Prompt:
Check each line of the entries below for the word "title" and state only how many lines have it.

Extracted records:
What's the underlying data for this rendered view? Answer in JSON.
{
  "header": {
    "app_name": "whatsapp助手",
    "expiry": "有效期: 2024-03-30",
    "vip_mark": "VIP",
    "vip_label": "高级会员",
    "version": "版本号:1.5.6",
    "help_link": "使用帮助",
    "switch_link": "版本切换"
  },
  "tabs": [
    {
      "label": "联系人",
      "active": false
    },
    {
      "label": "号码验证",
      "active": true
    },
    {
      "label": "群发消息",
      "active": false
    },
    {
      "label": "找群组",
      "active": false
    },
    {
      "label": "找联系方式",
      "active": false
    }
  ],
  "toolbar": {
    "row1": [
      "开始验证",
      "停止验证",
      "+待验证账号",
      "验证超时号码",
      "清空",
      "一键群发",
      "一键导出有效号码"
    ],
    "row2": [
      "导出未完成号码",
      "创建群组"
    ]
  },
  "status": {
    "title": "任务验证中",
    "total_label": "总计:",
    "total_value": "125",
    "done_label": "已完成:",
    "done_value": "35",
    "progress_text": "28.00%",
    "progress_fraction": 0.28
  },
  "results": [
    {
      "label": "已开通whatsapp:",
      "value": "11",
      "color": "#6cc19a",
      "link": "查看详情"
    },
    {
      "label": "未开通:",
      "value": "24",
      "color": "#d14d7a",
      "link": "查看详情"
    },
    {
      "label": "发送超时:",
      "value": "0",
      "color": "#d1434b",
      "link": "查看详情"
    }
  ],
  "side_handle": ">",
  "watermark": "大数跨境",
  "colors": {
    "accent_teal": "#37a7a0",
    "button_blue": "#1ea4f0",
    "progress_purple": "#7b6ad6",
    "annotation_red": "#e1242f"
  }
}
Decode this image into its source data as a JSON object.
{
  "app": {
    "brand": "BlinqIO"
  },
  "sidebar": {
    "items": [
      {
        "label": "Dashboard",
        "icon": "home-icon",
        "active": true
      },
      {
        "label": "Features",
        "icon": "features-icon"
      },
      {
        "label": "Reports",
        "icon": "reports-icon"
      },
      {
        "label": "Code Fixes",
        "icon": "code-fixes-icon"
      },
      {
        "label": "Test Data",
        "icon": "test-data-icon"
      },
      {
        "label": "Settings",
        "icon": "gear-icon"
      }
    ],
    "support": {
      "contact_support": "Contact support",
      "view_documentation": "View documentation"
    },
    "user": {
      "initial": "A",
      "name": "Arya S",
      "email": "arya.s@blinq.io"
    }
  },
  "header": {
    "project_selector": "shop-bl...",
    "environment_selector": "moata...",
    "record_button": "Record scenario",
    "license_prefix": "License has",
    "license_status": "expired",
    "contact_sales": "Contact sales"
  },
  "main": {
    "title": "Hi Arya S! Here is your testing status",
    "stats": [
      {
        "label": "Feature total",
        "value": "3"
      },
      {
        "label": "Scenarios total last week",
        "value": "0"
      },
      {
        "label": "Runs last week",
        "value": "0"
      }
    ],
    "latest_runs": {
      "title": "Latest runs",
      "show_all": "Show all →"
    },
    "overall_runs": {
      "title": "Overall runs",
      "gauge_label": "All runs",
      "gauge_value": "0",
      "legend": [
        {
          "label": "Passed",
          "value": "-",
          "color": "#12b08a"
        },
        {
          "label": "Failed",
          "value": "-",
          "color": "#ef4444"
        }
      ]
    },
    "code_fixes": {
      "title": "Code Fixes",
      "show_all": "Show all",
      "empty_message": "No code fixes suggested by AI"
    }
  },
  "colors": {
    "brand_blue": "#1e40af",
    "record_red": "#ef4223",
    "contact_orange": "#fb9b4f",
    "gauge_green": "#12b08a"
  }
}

Exercise result:
5